Could you filter the records below and keep only the lines with the word "data"?

------ Exercise inputs ------

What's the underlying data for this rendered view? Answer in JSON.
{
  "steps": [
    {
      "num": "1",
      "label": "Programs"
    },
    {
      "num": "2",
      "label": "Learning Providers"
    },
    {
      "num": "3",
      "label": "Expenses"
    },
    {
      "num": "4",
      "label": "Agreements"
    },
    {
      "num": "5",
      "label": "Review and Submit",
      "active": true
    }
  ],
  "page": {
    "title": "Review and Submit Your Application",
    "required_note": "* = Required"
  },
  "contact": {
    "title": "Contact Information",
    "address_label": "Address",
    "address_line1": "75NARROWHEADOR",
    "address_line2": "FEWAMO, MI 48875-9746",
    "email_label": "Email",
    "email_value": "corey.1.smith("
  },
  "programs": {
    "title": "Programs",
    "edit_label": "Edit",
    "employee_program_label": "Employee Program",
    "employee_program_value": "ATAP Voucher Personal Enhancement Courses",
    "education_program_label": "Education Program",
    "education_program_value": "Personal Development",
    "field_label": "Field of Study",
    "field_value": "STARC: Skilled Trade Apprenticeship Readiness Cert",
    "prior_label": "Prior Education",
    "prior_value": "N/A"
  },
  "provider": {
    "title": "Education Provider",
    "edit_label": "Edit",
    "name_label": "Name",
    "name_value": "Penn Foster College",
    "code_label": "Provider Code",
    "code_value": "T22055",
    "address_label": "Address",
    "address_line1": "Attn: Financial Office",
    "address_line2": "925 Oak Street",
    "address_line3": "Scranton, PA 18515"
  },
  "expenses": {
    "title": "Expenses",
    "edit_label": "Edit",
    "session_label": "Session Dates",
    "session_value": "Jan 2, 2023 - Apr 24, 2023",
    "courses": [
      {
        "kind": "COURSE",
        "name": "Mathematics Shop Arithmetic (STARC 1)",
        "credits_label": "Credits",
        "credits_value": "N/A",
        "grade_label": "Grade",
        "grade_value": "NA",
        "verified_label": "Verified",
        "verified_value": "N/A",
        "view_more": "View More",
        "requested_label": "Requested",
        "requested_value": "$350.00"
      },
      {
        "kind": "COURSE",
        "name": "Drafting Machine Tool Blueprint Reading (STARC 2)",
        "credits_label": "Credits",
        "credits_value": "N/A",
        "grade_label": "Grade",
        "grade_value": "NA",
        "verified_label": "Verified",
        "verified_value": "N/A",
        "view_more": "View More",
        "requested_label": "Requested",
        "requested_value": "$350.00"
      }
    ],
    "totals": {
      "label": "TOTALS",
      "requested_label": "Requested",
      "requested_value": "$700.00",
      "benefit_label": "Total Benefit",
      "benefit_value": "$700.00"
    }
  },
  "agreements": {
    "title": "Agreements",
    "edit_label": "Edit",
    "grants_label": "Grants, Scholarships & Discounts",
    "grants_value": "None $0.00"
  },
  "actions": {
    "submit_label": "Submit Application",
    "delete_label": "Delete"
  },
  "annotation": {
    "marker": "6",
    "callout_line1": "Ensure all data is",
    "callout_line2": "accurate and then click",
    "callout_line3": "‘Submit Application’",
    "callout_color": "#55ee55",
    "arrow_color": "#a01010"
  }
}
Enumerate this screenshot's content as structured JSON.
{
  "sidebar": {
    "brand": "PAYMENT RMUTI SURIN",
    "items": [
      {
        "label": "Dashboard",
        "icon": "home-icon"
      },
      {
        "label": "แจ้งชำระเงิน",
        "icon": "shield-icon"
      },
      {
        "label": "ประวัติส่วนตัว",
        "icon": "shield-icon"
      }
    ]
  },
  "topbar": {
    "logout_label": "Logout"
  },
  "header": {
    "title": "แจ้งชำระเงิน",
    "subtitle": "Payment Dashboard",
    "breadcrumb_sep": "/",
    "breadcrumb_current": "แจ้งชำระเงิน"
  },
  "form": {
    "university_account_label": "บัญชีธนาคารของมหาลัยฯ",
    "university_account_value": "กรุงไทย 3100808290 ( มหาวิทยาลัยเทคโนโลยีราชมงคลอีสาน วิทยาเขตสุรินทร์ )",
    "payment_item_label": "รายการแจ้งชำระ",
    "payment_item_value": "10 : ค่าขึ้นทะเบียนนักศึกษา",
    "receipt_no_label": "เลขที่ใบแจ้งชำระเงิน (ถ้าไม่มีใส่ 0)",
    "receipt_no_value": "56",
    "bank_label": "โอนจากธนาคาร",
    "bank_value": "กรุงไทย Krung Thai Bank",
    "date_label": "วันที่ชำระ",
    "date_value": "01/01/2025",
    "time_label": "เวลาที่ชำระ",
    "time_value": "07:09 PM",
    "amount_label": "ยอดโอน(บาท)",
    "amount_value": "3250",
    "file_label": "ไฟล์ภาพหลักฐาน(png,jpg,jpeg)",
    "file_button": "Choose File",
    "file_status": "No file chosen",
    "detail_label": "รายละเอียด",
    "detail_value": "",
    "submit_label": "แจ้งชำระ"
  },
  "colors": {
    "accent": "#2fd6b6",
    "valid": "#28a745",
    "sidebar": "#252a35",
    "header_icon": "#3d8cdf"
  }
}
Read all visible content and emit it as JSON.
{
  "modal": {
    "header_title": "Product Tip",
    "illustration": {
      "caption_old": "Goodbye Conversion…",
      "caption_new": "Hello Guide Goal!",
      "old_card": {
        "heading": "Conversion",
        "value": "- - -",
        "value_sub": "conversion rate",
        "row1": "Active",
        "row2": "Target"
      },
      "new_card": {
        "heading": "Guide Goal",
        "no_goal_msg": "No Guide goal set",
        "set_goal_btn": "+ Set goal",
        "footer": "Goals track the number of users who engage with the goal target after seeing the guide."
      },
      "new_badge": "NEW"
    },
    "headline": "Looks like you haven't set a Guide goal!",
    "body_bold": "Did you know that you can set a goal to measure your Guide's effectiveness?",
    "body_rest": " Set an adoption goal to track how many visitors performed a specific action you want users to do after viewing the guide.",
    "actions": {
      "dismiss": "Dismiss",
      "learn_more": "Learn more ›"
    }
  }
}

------
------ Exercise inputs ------

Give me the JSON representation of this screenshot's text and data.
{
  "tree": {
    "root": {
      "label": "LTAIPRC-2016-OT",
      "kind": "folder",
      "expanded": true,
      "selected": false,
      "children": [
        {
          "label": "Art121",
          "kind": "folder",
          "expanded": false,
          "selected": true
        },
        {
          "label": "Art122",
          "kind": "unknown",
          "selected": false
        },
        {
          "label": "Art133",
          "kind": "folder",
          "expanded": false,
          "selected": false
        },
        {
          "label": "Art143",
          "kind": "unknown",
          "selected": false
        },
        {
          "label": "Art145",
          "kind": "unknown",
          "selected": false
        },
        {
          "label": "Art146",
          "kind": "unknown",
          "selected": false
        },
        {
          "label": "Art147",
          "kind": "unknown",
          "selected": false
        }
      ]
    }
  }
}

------

# [Exercise solution]
What's the underlying data for this rendered view? Answer in JSON.
    "callout_line1": "Ensure all data is",
Give me the JSON representation of this screenshot's text and data.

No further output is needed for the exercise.